CLE also found that those participants who successfully completed the program were more educated than expected.
These learnings have allowed Tanager and the Kingdom of the Netherlands to again partner on a follow-on project to CLE. Carrefour des Opportunités (CarrOpps), which translates to “Opportunity Crossroads,” will combine the entrepreneurial approach piloted through CLE with specialized training across a range of areas designed to support youth making the transition to adulthood. These include conflict resolution, hygiene practices, negotiation skills, and more.
Given the gaps found in supporting rural youth—who are most at risk of becoming involved with violent extremist groups—CarrOpps will offer hundreds of both in-person and digital hubs in 50 municipalities across Burkina Faso. These hubs will provide a mix of social services, community engagement activities, employment readiness training, and entrepreneurial training. And, similar to CLE, CarrOpps will partner with local partners and institutions to ensure the systemic solution needed to fully address the country’s unemployment issues.

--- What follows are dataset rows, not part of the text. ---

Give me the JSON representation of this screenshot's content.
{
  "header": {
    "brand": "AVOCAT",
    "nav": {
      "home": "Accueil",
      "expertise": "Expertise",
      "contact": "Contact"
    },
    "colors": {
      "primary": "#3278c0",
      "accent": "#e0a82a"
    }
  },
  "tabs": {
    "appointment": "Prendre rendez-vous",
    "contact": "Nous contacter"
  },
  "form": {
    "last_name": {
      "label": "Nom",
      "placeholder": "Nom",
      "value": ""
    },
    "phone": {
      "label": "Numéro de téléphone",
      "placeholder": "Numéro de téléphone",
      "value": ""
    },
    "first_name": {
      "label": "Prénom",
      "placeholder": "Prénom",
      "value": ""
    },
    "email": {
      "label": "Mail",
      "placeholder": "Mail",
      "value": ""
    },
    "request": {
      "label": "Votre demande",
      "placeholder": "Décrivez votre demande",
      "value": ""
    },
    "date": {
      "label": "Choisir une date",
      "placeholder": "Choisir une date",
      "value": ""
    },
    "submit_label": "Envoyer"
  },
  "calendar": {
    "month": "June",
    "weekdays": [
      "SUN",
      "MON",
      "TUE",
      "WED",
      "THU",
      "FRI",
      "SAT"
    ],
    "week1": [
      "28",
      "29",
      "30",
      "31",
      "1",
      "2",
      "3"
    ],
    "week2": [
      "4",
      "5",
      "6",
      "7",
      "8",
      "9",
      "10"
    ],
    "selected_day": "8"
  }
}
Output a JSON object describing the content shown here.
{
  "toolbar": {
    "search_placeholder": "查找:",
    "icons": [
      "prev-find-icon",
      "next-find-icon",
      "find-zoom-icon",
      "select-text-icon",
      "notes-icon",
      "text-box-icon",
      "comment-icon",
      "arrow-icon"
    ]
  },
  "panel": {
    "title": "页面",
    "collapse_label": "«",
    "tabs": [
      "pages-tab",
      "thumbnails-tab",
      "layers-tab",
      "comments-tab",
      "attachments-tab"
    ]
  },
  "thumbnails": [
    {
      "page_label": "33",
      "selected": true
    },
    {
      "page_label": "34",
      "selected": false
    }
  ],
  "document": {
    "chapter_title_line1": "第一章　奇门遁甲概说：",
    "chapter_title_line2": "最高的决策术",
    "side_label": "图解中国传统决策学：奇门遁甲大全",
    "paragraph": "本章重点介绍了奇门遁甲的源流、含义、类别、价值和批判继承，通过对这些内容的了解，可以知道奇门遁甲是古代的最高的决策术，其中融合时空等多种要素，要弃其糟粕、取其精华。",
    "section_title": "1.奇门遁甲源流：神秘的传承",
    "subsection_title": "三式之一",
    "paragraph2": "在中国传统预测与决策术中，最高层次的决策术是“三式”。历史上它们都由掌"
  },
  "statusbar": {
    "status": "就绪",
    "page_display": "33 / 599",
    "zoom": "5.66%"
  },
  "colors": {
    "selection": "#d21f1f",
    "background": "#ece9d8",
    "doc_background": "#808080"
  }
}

“Anytime a young person can join and learn from the life and entrepreneurial training being offered, that is what we want to encourage. That is what we’re trying to build with CarrOpps,” says Kenfack.